What to produce >> Collect every line of the records below that contains the word "Appearance".
:: Input data ::
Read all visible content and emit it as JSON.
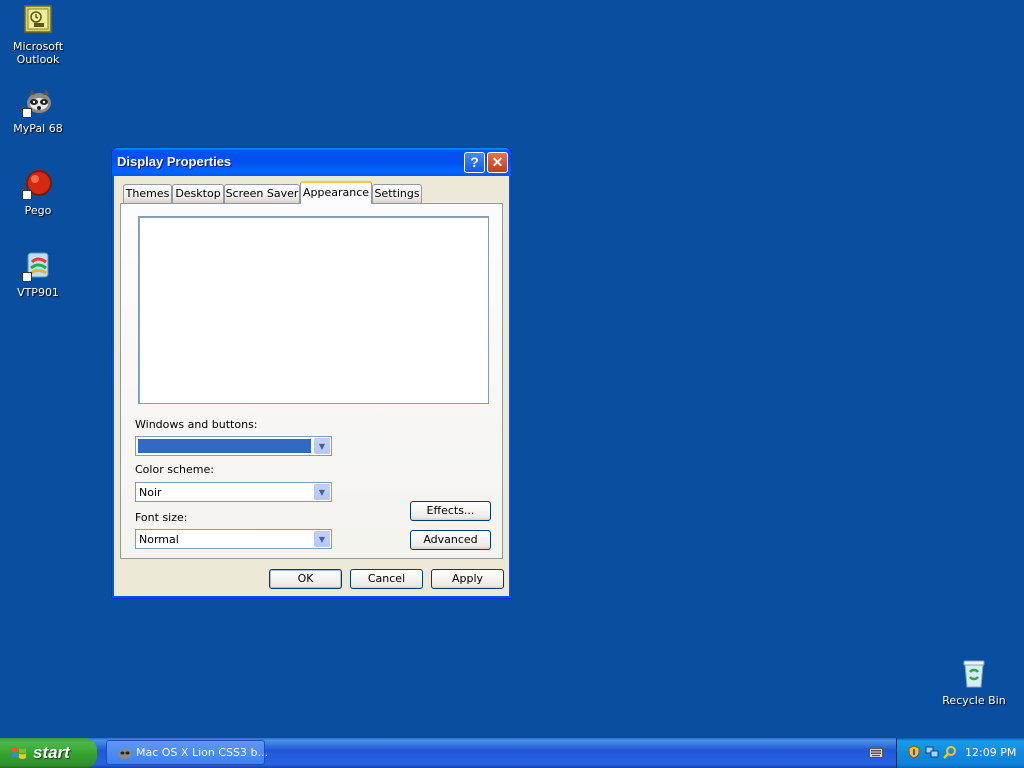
{
  "desktop": {
    "icons": [
      {
        "label": "Microsoft Outlook"
      },
      {
        "label": "MyPal 68"
      },
      {
        "label": "Pego"
      },
      {
        "label": "VTP901"
      },
      {
        "label": "Recycle Bin"
      }
    ]
  },
  "window": {
    "title": "Display Properties",
    "help_glyph": "?",
    "close_glyph": "✕",
    "tabs": [
      {
        "label": "Themes"
      },
      {
        "label": "Desktop"
      },
      {
        "label": "Screen Saver"
      },
      {
        "label": "Appearance"
      },
      {
        "label": "Settings"
      }
    ],
    "active_tab": "Appearance",
    "windows_buttons_label": "Windows and buttons:",
    "windows_buttons_value": "",
    "color_scheme_label": "Color scheme:",
    "color_scheme_value": "Noir",
    "font_size_label": "Font size:",
    "font_size_value": "Normal",
    "effects_label": "Effects...",
    "advanced_label": "Advanced",
    "ok_label": "OK",
    "cancel_label": "Cancel",
    "apply_label": "Apply"
  },
  "taskbar": {
    "start_label": "start",
    "task_label": "Mac OS X Lion CSS3 b...",
    "clock": "12:09 PM"
  },
  "colors": {
    "desktop": "#0a4ea0",
    "selection": "#316ac5"
  }
}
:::
Solution to this problem >>
        "label": "Appearance"
    "active_tab": "Appearance",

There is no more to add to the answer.